In 2012, there was some expectation that it would be a year of significant change and transition for people and churches called United Methodist.
General Conference 2012 met for ten days. Sweeping changes were proposed, but in the end, very little substantively changed in terms of the Book of Discipline. However, there does seem to be a change of attitude by those who attended. Many came away determined to continue to focus on vital congregations and the necessary collaborative conversations that must take place with all levels of the church.
In Minnesota, we said goodbye to Bishop Sally Dyck and hello to Bishop Bruce Ough as we began our journey as the Dakotas-Minnesota Episcopal Area. While Bishop Ough brings new gifts to us and we are still navigating what it means to be a part of a shared episcopal area, we are continuing to focus on the gospel imperatives of reaching new people, cultivating spiritual vitality, and healing a broken world.
What progress have we made in those areas?
Seven churches are the implementation phase of the Healthy Church Initiative. Nine churches are enrolled this year and just completed their congregational learning sessions. We had our first Healthy Small Church Initiative in the Twin Cities with 15 churches participating. Six churches engaged in the Kaleidoscope journey toward becoming effective in a multi-cultural world.
Three groups of clergy engaged in intentional leadership development groups that used the Healthy Church Initiative curriculum. Several churches engaged Horizons Consulting for strategic planning, using the Discovering Tomorrow process. Many congregations sent leaders to the Church of Resurrection in Kansas City for their Leadership Institute; others participated in the School of Congregational Development and Large Church Initiative. A number of churches have been innovating with the assistance of Investing in Congregation Grants. Our many new church starts continue to be our research and development arm on how to reach new people in this new day. Vital, healthy, missional congregations have been and continue to be our priority.

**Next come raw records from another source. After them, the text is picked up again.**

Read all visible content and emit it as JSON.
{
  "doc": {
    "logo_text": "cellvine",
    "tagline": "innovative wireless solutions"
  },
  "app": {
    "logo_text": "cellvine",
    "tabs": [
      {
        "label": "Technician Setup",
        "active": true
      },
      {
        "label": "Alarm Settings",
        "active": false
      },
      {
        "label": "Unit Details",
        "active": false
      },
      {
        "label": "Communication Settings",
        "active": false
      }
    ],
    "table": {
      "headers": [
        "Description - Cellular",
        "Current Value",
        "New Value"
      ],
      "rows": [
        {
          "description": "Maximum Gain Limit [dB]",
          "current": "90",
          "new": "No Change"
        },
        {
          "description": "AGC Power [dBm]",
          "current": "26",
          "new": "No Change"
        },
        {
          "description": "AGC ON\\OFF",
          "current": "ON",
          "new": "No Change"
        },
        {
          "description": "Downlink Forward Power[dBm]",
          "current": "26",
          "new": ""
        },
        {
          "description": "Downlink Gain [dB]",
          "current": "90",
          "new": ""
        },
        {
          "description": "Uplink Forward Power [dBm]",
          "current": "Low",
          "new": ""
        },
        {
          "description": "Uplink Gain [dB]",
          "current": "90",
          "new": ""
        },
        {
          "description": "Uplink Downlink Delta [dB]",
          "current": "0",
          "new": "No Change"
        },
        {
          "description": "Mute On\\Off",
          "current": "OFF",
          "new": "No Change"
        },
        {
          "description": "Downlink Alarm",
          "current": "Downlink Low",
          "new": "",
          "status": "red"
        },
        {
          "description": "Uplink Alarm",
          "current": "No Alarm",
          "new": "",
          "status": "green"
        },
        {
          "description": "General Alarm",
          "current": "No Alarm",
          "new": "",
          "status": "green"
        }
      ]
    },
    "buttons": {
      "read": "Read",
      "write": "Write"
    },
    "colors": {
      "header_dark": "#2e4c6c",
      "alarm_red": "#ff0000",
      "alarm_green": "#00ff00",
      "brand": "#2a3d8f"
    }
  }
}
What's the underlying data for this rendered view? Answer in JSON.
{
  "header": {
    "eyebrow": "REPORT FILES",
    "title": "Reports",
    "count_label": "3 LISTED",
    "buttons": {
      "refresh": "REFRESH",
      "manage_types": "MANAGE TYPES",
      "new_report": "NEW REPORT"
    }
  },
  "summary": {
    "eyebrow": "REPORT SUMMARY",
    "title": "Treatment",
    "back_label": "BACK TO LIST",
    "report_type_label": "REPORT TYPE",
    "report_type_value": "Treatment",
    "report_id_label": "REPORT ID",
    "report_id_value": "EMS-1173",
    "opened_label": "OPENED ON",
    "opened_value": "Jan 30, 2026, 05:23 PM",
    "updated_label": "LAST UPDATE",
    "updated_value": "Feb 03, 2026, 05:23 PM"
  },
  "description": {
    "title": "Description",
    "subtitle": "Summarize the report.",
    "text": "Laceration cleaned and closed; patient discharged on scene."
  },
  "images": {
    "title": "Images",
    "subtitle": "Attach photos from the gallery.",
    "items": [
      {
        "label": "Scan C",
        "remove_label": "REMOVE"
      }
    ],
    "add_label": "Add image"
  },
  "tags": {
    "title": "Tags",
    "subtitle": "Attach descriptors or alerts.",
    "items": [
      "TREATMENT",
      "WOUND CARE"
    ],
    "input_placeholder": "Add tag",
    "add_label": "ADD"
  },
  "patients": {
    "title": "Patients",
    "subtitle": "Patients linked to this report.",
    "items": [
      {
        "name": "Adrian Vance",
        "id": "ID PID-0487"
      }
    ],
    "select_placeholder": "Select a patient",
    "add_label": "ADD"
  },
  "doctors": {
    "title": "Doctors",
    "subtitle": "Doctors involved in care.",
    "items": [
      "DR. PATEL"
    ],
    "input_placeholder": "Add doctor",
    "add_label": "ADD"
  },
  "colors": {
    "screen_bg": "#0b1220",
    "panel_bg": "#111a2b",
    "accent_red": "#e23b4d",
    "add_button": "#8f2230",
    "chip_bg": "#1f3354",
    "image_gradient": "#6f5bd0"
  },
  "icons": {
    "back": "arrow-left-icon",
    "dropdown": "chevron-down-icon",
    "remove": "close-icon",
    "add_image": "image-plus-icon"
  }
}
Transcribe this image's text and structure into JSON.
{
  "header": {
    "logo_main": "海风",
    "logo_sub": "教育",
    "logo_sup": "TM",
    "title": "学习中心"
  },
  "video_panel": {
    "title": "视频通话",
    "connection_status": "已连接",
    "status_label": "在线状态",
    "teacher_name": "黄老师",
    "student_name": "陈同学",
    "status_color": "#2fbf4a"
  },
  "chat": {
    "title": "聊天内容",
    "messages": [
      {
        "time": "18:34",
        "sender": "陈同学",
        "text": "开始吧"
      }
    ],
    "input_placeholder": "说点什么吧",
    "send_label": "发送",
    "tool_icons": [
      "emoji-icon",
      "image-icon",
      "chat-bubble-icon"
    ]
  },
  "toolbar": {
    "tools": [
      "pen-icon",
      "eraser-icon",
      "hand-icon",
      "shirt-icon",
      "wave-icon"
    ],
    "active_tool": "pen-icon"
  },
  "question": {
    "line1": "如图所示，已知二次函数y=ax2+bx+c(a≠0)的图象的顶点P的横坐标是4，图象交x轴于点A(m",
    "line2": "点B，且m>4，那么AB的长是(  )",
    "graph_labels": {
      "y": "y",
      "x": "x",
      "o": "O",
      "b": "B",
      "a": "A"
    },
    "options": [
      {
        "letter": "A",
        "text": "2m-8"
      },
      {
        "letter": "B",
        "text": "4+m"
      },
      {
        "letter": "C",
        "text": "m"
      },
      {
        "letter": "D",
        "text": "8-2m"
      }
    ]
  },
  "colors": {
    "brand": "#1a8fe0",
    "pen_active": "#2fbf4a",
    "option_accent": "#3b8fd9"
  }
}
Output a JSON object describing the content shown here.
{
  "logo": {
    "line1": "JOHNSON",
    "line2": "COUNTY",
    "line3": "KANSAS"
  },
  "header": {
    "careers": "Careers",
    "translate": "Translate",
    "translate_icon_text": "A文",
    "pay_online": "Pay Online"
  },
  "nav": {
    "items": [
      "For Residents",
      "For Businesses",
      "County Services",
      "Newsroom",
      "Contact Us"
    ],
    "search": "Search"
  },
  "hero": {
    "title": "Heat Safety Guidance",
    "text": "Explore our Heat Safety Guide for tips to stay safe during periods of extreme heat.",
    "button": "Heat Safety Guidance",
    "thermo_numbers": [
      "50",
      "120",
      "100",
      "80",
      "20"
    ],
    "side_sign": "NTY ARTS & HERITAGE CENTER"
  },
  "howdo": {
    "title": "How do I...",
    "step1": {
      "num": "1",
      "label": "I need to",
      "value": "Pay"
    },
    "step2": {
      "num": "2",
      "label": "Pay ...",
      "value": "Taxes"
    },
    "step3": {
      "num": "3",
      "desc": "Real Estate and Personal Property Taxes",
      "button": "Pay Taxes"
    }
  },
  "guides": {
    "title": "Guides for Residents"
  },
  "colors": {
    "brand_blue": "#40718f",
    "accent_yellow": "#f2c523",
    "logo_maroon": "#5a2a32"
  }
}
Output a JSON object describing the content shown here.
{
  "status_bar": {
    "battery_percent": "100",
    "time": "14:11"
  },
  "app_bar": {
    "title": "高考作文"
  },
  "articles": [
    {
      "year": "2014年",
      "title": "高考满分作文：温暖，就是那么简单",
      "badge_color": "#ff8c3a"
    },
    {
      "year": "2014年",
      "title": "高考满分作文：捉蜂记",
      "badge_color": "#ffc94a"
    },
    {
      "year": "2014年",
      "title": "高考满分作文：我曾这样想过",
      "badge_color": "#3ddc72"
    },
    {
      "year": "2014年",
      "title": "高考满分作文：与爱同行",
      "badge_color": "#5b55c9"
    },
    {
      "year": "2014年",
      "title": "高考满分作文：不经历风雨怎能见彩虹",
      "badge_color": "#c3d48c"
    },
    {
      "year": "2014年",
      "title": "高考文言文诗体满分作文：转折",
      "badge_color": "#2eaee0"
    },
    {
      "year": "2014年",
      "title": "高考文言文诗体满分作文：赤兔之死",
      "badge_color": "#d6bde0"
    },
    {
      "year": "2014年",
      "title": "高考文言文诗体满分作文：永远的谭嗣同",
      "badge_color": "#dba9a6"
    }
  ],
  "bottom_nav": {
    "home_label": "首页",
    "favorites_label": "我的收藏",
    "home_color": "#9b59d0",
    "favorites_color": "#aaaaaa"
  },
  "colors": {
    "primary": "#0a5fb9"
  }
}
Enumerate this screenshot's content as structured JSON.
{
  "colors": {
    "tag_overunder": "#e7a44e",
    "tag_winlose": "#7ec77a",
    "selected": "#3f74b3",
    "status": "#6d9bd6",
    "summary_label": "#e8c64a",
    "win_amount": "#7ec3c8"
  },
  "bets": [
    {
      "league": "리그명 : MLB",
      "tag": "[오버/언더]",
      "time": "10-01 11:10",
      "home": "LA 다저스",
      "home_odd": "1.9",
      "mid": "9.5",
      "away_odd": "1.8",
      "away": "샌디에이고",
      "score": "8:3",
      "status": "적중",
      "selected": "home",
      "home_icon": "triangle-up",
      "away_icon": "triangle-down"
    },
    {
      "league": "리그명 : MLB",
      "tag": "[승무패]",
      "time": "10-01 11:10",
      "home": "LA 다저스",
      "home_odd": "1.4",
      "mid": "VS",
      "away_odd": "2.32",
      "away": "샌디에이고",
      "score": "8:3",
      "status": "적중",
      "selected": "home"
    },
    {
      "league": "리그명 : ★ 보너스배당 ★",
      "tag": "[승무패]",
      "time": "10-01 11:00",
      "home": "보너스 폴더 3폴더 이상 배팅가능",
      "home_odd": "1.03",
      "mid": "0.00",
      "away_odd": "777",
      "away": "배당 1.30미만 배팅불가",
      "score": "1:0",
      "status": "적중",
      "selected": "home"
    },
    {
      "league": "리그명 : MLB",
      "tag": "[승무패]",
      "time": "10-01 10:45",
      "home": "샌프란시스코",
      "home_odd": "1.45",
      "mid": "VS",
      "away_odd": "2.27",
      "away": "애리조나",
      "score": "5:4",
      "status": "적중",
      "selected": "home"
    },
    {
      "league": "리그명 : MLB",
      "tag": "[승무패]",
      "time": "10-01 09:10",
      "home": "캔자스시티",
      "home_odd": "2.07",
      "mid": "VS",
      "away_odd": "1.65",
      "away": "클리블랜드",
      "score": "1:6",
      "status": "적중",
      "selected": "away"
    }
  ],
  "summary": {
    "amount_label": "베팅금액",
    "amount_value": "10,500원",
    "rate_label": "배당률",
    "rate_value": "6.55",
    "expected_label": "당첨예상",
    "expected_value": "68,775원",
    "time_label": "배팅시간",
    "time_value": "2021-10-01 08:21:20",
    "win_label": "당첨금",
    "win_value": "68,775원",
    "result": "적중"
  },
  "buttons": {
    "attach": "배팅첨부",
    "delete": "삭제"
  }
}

We prayerfully made decisions at annual conference session to reshape our camping and retreat ministry for the future. Last summer, we successfully moved programming from Decision Hills to Koronis and Northern Pines. It was our last summer of programming at Star Lake and Kingswood. Star Lake has been leased to a new independent entity, as legislated by conference session, and the Kingswood property is available for sale. We hired a new director of camping and retreats, Keith Shew, who is bringing fresh energy and focus to the ministry. We continue to emphasize reaching the next generation through our camping, campus, and youth ministries. (See related story in this issue.)
We are fulfilling our pledges for Imagine No Malaria. Our congregations have been generous, and we are making progress on this killer disease, but deaths from malaria still happen every minute, so every dollar makes a difference in saving lives. We continue to be a church that has a heart for children all over the world.
What are our resolutions for the new year? To keep on keeping on. Bishop Ough is leading conference leaders in a thoughtful, focused strategic plan on how together we can live out our gospel imperatives. One exciting development is that our annual conference leadership team has been invited to be part of a denominational cohort group called Team Vital. We are the only conference in the North Central Jurisdiction to participate, and the gift is that we will be able to collaborate and learn from other conferences about how to grow and sustain vital congregations.
For sure, the new year will bring changes, but in the midst of whatever comes, we will also be continuing to focus on God’s purposes for our lives and the mission we have been given: making disciples for the transformation of the world!
Cindy Gregorson is director of ministries for the Minnesota Annual Conference of the United Methodist Church.
Minnesota Annual Conference of the United Methodist Church